What to do → Give the records again in full, exactly as they appear, but without the pictures.
[Data under study — start]
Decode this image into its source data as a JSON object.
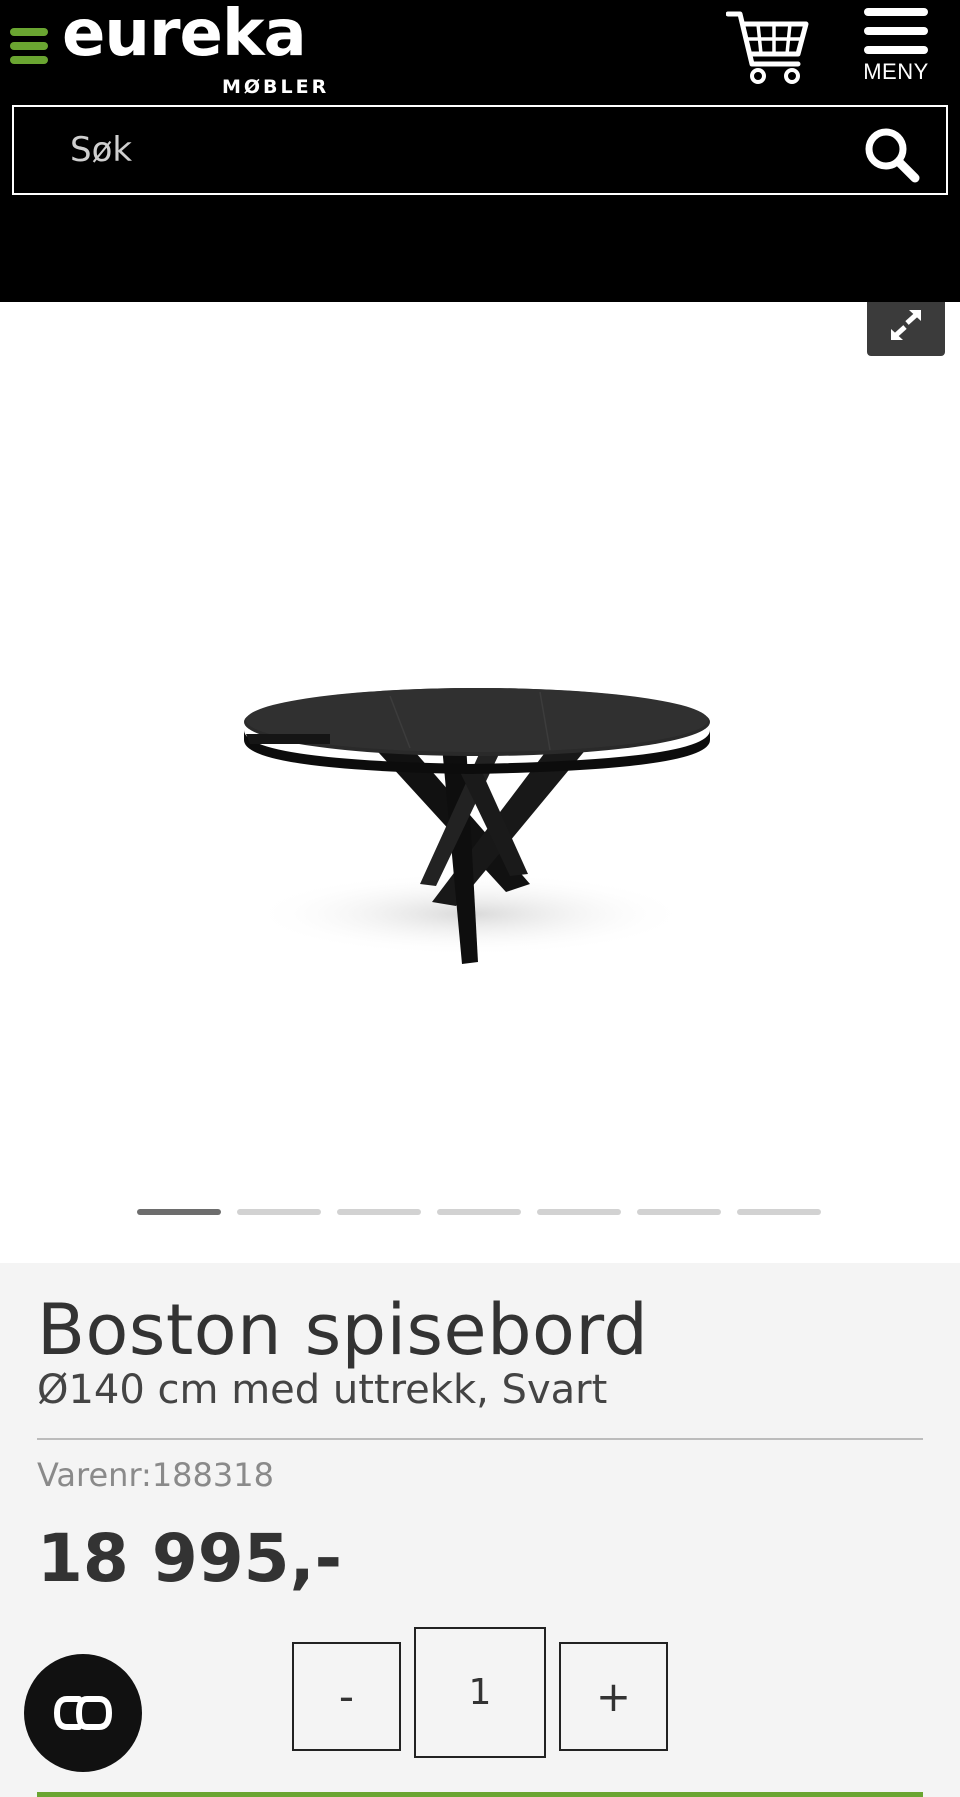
{
  "header": {
    "logo_text": "eureka",
    "logo_subtext": "MØBLER",
    "cart_icon": "shopping-cart-icon",
    "menu_label": "MENY",
    "menu_icon": "hamburger-menu-icon",
    "brand_color": "#6aa531",
    "background_color": "#000000"
  },
  "search": {
    "placeholder": "Søk",
    "value": "",
    "icon": "search-icon"
  },
  "gallery": {
    "expand_icon": "expand-icon",
    "image_description_icon": "round-dining-table-image",
    "slide_count": 7,
    "active_slide": 1
  },
  "product": {
    "title": "Boston spisebord",
    "subtitle": "Ø140 cm med uttrekk, Svart",
    "sku_label": "Varenr:",
    "sku_value": "188318",
    "price": "18 995,-"
  },
  "quantity": {
    "minus_label": "-",
    "value": "1",
    "plus_label": "+"
  },
  "chat": {
    "icon": "chat-bubble-icon"
  }
}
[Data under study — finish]
Response for this exercise →
Decode this image into its source data as a JSON object.
{
  "header": {
    "logo_text": "eureka",
    "logo_subtext": "MØBLER",
    "cart_icon": "shopping-cart-icon",
    "menu_label": "MENY",
    "menu_icon": "hamburger-menu-icon",
    "brand_color": "#6aa531",
    "background_color": "#000000"
  },
  "search": {
    "placeholder": "Søk",
    "value": "",
    "icon": "search-icon"
  },
  "gallery": {
    "expand_icon": "expand-icon",
    "image_description_icon": "round-dining-table-image",
    "slide_count": 7,
    "active_slide": 1
  },
  "product": {
    "title": "Boston spisebord",
    "subtitle": "Ø140 cm med uttrekk, Svart",
    "sku_label": "Varenr:",
    "sku_value": "188318",
    "price": "18 995,-"
  },
  "quantity": {
    "minus_label": "-",
    "value": "1",
    "plus_label": "+"
  },
  "chat": {
    "icon": "chat-bubble-icon"
  }
}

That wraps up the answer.